Welcome back to the land of the living, those of you who, like me, are just emerging from the post-holiday madness. It’s like a hangover, but for your emotions and your physical energy, and it lasts for days after. All that work and buildup, all the time outside of our normal routines, it’s delightful and exhausting at the same time. I’m excited to get back to the daily grind, and remind my horses that they are not professional vacationers.
News From Around the Globe:
Time is running out to enter our Ultimate LRK3DE Giveaway! You and three friends could win travel funds for your trip to The Best Weekend All Year, general admission to each day plus premium cross country tailgating, and Dubarry gear — all you need to do is enter by December 31 for a shot at winning. [Fly Away to LRK3DE]
Millfield Lancando may look like a big, brave cross-country horse in competition, but at home, he’s more of a gentle giant and a worrywart, according to his rider Booli Selmayr. The Millbrook, New York-based rider has been partnered with “Lance” for six years, and this spring, they completed their first five-star at Land Rover Kentucky. Lance wouldn’t be one you would pick out of the field to compete at the top levels, but he makes it work just fine with Booli at his side. [Behind the Stall Door: Millfield Lancado]

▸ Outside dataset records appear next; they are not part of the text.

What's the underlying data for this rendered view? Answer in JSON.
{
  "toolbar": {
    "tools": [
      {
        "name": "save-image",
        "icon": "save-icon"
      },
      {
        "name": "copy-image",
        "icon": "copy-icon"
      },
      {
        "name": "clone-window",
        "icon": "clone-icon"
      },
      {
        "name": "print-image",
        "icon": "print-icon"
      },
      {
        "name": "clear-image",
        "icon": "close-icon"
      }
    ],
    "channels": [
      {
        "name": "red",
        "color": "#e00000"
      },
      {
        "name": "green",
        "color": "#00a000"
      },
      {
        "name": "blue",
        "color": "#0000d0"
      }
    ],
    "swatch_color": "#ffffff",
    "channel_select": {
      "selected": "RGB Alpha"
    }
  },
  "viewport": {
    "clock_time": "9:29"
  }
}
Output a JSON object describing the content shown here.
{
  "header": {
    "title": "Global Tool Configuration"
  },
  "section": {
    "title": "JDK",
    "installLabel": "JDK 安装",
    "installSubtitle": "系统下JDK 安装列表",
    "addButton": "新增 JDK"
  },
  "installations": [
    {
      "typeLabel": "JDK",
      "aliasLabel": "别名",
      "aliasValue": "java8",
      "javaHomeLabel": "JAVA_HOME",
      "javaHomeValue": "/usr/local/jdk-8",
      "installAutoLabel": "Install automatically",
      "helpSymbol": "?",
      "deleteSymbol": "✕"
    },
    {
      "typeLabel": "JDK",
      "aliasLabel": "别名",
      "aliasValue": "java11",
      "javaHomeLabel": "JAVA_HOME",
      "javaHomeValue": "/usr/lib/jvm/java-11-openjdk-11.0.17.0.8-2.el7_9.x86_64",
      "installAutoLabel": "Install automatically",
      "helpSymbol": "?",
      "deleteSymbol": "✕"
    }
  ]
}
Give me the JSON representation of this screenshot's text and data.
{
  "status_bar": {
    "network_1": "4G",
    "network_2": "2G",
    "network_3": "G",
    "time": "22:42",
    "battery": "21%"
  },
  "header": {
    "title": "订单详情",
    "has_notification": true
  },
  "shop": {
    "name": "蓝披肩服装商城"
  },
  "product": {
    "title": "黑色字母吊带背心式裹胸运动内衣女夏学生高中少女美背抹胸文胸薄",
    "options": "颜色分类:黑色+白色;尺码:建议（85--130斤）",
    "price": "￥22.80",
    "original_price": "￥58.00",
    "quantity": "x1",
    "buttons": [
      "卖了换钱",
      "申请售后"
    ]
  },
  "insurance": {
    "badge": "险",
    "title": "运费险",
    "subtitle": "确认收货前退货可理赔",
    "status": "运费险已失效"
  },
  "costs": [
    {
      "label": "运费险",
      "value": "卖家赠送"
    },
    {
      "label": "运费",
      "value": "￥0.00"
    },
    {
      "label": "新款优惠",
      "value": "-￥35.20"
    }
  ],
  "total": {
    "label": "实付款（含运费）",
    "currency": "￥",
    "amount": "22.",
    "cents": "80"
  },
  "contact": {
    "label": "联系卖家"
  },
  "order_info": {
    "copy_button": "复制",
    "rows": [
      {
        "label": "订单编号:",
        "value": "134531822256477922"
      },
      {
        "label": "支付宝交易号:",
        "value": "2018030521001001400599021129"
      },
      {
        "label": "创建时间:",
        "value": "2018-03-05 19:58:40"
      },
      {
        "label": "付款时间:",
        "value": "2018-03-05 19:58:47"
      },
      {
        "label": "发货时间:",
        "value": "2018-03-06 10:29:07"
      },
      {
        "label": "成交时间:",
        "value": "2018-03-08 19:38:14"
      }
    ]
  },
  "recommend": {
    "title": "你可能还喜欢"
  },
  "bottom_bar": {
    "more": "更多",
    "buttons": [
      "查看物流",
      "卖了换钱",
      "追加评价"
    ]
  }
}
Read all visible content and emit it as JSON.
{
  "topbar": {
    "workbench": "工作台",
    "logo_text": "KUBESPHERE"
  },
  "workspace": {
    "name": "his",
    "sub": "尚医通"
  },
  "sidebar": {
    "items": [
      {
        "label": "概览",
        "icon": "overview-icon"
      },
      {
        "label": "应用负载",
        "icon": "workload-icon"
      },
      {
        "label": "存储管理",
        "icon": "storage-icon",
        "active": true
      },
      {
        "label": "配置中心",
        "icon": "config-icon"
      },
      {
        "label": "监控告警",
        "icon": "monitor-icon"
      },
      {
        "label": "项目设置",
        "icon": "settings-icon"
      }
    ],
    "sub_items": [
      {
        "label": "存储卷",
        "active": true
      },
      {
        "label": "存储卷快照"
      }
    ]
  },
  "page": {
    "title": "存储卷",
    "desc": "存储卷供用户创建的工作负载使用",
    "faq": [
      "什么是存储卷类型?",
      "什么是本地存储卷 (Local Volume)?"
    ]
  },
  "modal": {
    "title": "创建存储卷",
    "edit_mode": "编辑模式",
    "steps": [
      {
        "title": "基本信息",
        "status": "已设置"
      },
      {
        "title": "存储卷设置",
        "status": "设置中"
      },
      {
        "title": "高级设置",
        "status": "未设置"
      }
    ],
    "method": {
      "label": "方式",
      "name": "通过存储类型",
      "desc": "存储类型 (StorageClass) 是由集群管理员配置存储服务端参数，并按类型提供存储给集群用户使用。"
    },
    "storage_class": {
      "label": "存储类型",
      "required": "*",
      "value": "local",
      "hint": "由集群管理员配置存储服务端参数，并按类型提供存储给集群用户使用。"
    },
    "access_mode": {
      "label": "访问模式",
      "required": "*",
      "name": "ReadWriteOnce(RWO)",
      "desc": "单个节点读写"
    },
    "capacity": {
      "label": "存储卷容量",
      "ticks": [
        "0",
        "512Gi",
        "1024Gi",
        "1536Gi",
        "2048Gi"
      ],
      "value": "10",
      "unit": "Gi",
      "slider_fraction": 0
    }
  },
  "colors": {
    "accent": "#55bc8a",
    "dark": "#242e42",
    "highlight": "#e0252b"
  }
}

December is the best time to look back at all the feel-good stories of the year. With horses, there is so much joy to balance out the disappointments, and I’m choosing to focus on the good stuff as I look back at 2022. [COTH Best Stories of the Year]
Don’t miss the most recent episode of Major League Eventers! Karen and Rob catch up with 5* Eventer, Cornelia Dorr. Cornelia talks about her time in England with Kevin McNab, her first 5* and her wedding plans with Eventer Jacob Fletcher. You’re not going to want to miss this fun episode! [Podcast of the Day]
Studies have shown that owners are often unable to recognise lameness in their own horses. Identifying whether a horse experiences musculoskeletal pain, resulting in lameness, can be very difficult, especially for inexperienced riders, they said. On the clinical side, veterinary experience influences subjective lameness evaluations. Veterinary students and recent graduates often exhibit difficulties in identifying the affected leg. So, researchers have developed artificial intelligence to identify lameness in horses and pinpoint the affected limb based on analysis of cellphone videos. [AI Identifies Lameness in Horses]